Once derided by traditionalists as quackery, alternative medicine is slowly being embraced by hospitals, physicians and health plans.
Little more than a fringe element in American healthcare just a quarter-century ago, alternative medicine-also known as complementary, holistic or integrative medicine-represents a $22 billion-per-year market, according to industry estimates. And that lucrative market is likely only to grow as hospitals and health plans expand their services to include a wide range of new treatment options.
A survey published in the Journal of the American Medical Association said Americans made 629 million visits to alternative-care providers in 1997-a 47% jump from the 427 million visits seven years earlier. A survey conducted one year later found that more than 60% of Americans used some form of alternative healthcare.
More surprising, perhaps, is increased interest and awareness of alternative medicine by hospitals. From 1998 to 1999, the number of community hospitals offering complementary medicine services increased by one-third to more than 11%, according to the American Hospital Association.

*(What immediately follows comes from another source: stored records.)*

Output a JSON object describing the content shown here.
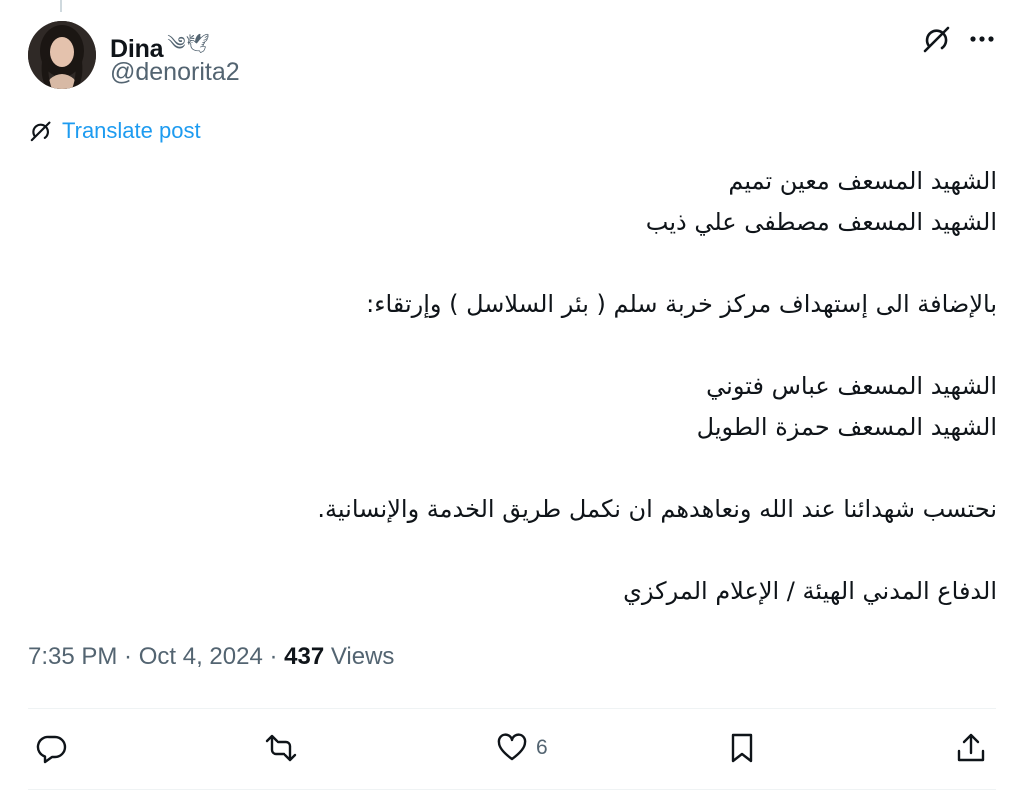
{
  "author": {
    "display_name": "Dina",
    "name_emoji": "༄🕊",
    "handle": "@denorita2"
  },
  "translate": {
    "label": "Translate post"
  },
  "post": {
    "lines": [
      "الشهيد المسعف معين تميم",
      "الشهيد المسعف مصطفى علي ذيب",
      "",
      "بالإضافة الى إستهداف مركز خربة سلم ( بئر السلاسل ) وإرتقاء:",
      "",
      "الشهيد المسعف عباس فتوني",
      "الشهيد المسعف حمزة الطويل",
      "",
      "نحتسب شهدائنا عند الله ونعاهدهم ان نكمل طريق الخدمة والإنسانية.",
      "",
      "الدفاع المدني الهيئة / الإعلام المركزي"
    ]
  },
  "meta": {
    "time": "7:35 PM",
    "separator1": " · ",
    "date": "Oct 4, 2024",
    "separator2": " · ",
    "views_count": "437",
    "views_label": " Views"
  },
  "actions": {
    "reply_count": "",
    "repost_count": "",
    "like_count": "6",
    "bookmark_count": ""
  },
  "icons": {
    "grok": "grok-icon",
    "more": "more-horizontal-icon",
    "reply": "reply-icon",
    "repost": "repost-icon",
    "like": "heart-icon",
    "bookmark": "bookmark-icon",
    "share": "share-icon"
  },
  "colors": {
    "text_primary": "#0f1419",
    "text_secondary": "#536471",
    "link": "#1d9bf0",
    "divider": "#eff3f4"
  }
}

Indeed, late last year, the Health Forum, an AHA subsidiary, announced a joint project with Integrative Medicine Communications, an information-services company, to help hospitals meet the growing demand for complementary therapies such as acupuncture, massage, yoga and biofeedback. The reason: simple economics and demand.